Award Category Nominee(s) Result
Academy Awards[8] Best Motion Picture Nominated
Best Director John Huston Nominated
Best Actor José Ferrer Nominated
Best Supporting Actress Colette Marchand Nominated
Best Art Direction – Color Paul Sheriff and Marcel Vertès Won
Best Costume Design – Color Marcel Vertès Won
Best Film Editing Ralph Kemplen Nominated
British Academy Film Awards Best Film from any Source Nominated
Best British Film Nominated
Most Promising Newcomer to Film Colette Marchand Nominated
British Society of Cinematographers Best Cinematography Oswald Morris Won
Golden Globe Awards Most Promising Newcomer – Female Colette Marchand Won
National Board of Review Awards Top Foreign Films 2nd Place
Venice Film Festival Golden Lion John Huston Nominated
Silver Lion Won
Writers Guild of America Awards Best Written American Drama Anthony Veiller and John Huston Nominated

The film was not nominated for its color cinematography, which many critics[who?] found remarkable. Leonard Maltin, in his annual Movie and Video Guide declared: "If you can't catch this in color, skip it."[citation needed]

In an interview shortly after his successful film version of Cabaret opened, Bob Fosse acknowledged John Huston's filming of the can-can in Moulin Rouge as being very influential on his own film style.[citation needed]

The Moulin Rouge theme song became well known and made it onto the record industry charts.[citation needed]

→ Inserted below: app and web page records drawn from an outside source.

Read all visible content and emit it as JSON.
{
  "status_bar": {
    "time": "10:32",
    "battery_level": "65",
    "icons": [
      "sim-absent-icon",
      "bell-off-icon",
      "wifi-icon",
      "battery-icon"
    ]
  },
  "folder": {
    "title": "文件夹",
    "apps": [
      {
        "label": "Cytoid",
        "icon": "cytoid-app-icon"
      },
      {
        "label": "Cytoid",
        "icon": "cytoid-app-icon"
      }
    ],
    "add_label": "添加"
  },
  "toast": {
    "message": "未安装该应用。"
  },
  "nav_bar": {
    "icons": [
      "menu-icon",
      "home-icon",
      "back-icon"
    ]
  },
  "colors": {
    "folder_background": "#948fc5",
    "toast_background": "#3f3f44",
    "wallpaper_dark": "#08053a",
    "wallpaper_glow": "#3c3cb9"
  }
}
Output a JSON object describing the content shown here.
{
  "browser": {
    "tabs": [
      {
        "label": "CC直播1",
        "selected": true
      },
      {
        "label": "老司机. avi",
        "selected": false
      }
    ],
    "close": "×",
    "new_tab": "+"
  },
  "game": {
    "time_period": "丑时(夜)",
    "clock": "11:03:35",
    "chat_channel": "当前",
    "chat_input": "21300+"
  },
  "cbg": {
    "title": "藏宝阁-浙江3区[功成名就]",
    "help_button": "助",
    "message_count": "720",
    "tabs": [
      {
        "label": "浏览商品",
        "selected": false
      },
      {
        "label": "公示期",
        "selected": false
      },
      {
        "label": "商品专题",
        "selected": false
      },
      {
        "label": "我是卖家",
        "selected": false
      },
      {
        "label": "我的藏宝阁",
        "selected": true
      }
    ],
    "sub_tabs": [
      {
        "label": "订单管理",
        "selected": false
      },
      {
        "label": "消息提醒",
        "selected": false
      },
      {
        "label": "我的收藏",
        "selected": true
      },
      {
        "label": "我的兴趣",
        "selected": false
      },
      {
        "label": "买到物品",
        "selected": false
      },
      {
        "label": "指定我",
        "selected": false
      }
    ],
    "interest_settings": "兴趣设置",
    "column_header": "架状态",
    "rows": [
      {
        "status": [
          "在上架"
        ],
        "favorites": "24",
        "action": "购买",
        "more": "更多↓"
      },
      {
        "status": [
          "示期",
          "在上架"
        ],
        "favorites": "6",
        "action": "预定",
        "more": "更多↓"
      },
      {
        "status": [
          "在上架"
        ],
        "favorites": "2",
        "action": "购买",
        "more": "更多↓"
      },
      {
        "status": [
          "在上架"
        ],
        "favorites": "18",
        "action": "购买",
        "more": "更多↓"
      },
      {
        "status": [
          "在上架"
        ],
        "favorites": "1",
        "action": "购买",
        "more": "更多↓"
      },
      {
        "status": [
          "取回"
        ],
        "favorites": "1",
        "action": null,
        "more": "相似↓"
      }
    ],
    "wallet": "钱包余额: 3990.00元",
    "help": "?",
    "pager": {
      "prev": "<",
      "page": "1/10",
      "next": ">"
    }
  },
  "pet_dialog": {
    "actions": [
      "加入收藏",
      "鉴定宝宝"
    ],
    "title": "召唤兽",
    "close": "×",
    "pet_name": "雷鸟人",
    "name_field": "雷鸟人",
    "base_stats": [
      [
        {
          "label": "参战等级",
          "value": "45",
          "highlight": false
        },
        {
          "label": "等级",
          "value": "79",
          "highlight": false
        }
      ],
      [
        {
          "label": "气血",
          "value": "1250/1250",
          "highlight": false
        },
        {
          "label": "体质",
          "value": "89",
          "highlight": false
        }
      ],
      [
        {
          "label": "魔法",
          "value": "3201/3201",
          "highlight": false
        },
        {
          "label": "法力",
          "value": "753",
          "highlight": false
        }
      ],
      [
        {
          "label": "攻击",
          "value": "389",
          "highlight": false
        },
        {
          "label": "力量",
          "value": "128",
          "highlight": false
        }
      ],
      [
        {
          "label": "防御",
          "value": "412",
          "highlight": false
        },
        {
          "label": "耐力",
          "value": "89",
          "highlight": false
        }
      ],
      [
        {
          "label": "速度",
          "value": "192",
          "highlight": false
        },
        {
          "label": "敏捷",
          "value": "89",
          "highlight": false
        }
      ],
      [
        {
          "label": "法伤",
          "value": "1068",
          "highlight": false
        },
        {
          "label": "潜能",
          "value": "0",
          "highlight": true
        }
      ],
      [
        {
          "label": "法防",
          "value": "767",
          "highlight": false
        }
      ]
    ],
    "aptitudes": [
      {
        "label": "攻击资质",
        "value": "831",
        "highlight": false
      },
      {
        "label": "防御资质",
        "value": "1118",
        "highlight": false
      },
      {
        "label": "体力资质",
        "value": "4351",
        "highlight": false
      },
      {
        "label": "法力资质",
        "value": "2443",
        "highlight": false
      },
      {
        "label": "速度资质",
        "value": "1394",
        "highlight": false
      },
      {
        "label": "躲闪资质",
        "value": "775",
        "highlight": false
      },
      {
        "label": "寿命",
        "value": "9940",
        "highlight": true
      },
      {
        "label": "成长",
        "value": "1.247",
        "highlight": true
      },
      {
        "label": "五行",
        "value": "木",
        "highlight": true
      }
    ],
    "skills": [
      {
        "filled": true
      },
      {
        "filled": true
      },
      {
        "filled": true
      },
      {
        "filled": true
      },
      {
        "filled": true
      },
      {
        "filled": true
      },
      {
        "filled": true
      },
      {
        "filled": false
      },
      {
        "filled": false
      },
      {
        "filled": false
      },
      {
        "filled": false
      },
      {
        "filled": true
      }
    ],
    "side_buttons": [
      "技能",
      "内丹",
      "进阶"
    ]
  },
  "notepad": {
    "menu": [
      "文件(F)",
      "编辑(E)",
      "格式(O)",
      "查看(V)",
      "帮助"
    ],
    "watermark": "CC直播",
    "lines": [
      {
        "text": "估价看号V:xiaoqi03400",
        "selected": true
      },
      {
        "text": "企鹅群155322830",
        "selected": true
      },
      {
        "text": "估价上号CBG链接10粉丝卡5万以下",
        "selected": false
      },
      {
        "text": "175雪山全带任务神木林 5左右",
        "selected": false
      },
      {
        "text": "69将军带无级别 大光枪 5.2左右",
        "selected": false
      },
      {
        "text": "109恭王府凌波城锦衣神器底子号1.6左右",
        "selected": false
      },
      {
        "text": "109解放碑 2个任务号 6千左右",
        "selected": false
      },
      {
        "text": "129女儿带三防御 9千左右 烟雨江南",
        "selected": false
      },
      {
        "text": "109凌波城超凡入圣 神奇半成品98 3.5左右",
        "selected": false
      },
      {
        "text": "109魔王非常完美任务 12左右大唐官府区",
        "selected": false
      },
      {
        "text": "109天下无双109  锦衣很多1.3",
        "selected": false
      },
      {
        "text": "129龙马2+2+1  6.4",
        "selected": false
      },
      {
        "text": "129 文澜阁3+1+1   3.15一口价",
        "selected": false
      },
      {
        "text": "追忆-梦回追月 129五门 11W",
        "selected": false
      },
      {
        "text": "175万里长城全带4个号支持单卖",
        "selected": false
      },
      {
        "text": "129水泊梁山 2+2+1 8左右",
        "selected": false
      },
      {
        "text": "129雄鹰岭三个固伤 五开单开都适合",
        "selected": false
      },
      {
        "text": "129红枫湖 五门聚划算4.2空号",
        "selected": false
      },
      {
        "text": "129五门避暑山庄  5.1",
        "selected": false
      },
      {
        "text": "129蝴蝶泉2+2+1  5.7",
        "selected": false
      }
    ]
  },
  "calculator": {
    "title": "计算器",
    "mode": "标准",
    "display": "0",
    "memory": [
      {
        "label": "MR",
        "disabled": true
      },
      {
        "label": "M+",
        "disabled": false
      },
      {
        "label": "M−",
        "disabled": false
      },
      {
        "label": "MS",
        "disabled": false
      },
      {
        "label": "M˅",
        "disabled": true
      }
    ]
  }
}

The film was nominated for inclusion on the American Film Institute list of 100 Greatest Film Scores, but was not included on the final list.[9]

Digital restoration

The film was digitally restored by FotoKem for Blu-ray debut. Frame-by-frame digital restoration was done by Prasad Corporation removing dirt, tears, scratches and other defects.[10][11] In April 2019, a restored version of the film from The Film Foundation, Park Circus, Romulus Films, and MGM was selected to be shown in the Cannes Classics section at the 2019 Cannes Film Festival.[12]

See also


  1. ^ Arneel, Gene (29 June 1960). "Huston: 'Me For Li'l Budgets'". Variety. p. 19. Retrieved 13 February 2021 – via
  2. ^ a b "Some of the Top UA Grossers". Variety. 24 June 1959. p. 12. Retrieved 30 August 2019.
  3. ^ Tom Vallance, "Obituary: Sir John Woolf", The Independent, 1 July 1999
  4. ^ Chapman, J. (2022). The Money Behind the Screen: A History of British Film Finance, 1945-1985. Edinburgh University Press p 358
  5. ^ Vincent Porter, 'The Robert Clark Account', Historical Journal of Film, Radio and Television, Vol 20 No 4, 2000 p.499
  6. ^ U.S. MONEY BEHIND 30% OF BRITISH FILMS: Problems for the Board of Trade The Manchester Guardian (1901-1959) [Manchester (UK)] 4 May 1956: 7
  7. ^ See 304 F. 2d 125 - Commissioner of Internal Revenue v. Ferrer , OpenJurist
  8. ^ "NY Times: Moulin Rouge". Movies & TV Dept. The New York Times. Baseline & All Movie Guide. 2009. Archived from the original on 6 April 2009. Retrieved 21 December 2008.
  9. ^ "AFI's 100 Years of Film Scores Nominees" (PDF). Retrieved 6 August 2016.
  10. ^ Prasad Corporation, Digital Film Restoration Archived 13 October 2014 at the Wayback Machine
  11. ^ "FotoKem - Home". Archived from the original on 11 July 2011. Retrieved 17 September 2014.
  12. ^ "Cannes Classics 2019". Festival de Cannes. 26 April 2019. Retrieved 26 April 2019.